## [WHAT TO DO]
Work through the entries below and show every line in which "https" is found.

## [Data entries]

BEGIN

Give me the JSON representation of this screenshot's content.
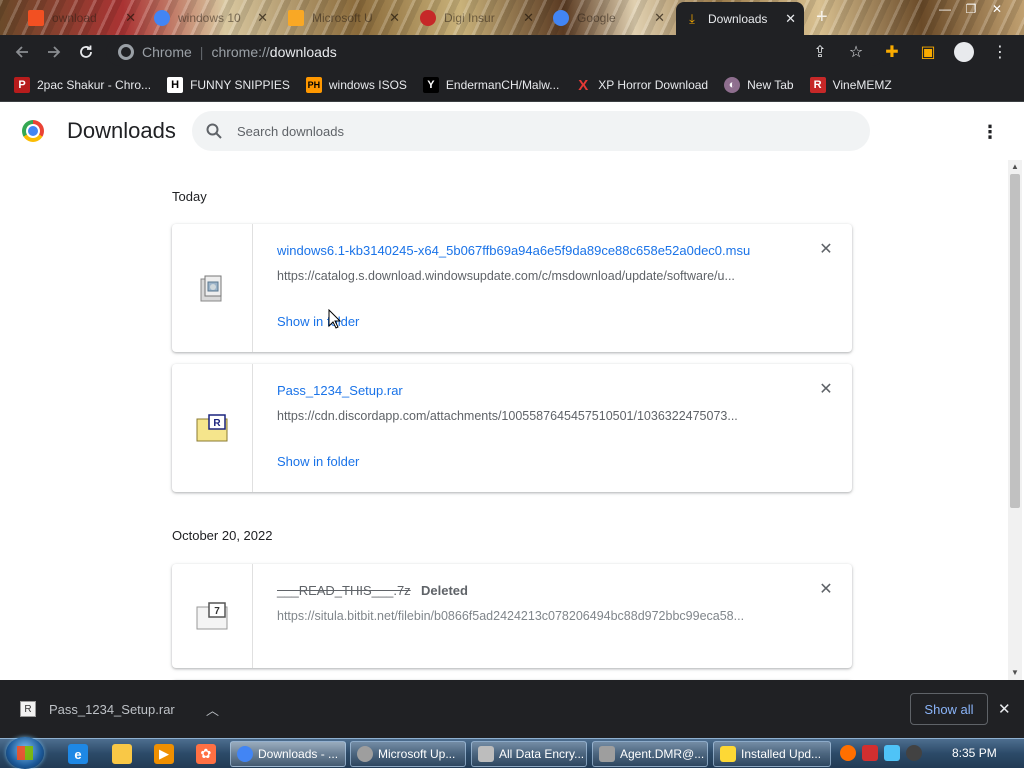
{
  "tabs": [
    {
      "label": "ownload",
      "favicon_color": "#f25022"
    },
    {
      "label": "windows 10",
      "favicon_color": "#4285f4"
    },
    {
      "label": "Microsoft U",
      "favicon_color": "#f9a825"
    },
    {
      "label": "Digi  Insur",
      "favicon_color": "#c62828"
    },
    {
      "label": "Google",
      "favicon_color": "#4285f4"
    },
    {
      "label": "Downloads",
      "favicon_color": "#f9ab00"
    }
  ],
  "new_tab_symbol": "+",
  "omnibox": {
    "scheme_label": "Chrome",
    "url_prefix": "chrome://",
    "url_host": "downloads"
  },
  "bookmarks": [
    {
      "label": "2pac Shakur - Chro...",
      "icon": "P",
      "color": "#b71c1c"
    },
    {
      "label": "FUNNY SNIPPIES",
      "icon": "H",
      "color": "#212121"
    },
    {
      "label": "windows ISOS",
      "icon": "PH",
      "color": "#ff9800"
    },
    {
      "label": "EndermanCH/Malw...",
      "icon": "Y",
      "color": "#212121"
    },
    {
      "label": "XP Horror Download",
      "icon": "X",
      "color": "#e53935"
    },
    {
      "label": "New Tab",
      "icon": "◐",
      "color": "#8e6e8e"
    },
    {
      "label": "VineMEMZ",
      "icon": "R",
      "color": "#c62828"
    }
  ],
  "page": {
    "title": "Downloads",
    "search_placeholder": "Search downloads"
  },
  "groups": [
    {
      "date": "Today",
      "items": [
        {
          "filename": "windows6.1-kb3140245-x64_5b067ffb69a94a6e5f9da89ce88c658e52a0dec0.msu",
          "url": "https://catalog.s.download.windowsupdate.com/c/msdownload/update/software/u...",
          "action": "Show in folder",
          "status": ""
        },
        {
          "filename": "Pass_1234_Setup.rar",
          "url": "https://cdn.discordapp.com/attachments/1005587645457510501/1036322475073...",
          "action": "Show in folder",
          "status": ""
        }
      ]
    },
    {
      "date": "October 20, 2022",
      "items": [
        {
          "filename": "___READ_THIS___.7z",
          "url": "https://situla.bitbit.net/filebin/b0866f5ad2424213c078206494bc88d972bbc99eca58...",
          "action": "",
          "status": "Deleted"
        }
      ]
    }
  ],
  "shelf": {
    "filename": "Pass_1234_Setup.rar",
    "show_all_label": "Show all"
  },
  "taskbar": {
    "buttons": [
      {
        "label": "Downloads - ...",
        "color": "#4285f4"
      },
      {
        "label": "Microsoft Up...",
        "color": "#9e9e9e"
      },
      {
        "label": "All Data Encry...",
        "color": "#bdbdbd"
      },
      {
        "label": "Agent.DMR@...",
        "color": "#9e9e9e"
      },
      {
        "label": "Installed Upd...",
        "color": "#fdd835"
      }
    ],
    "time": "8:35 PM"
  }
}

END

## [ANSWER BOX]
          "url": "https://catalog.s.download.windowsupdate.com/c/msdownload/update/software/u...",
          "url": "https://cdn.discordapp.com/attachments/1005587645457510501/1036322475073...",
          "url": "https://situla.bitbit.net/filebin/b0866f5ad2424213c078206494bc88d972bbc99eca58...",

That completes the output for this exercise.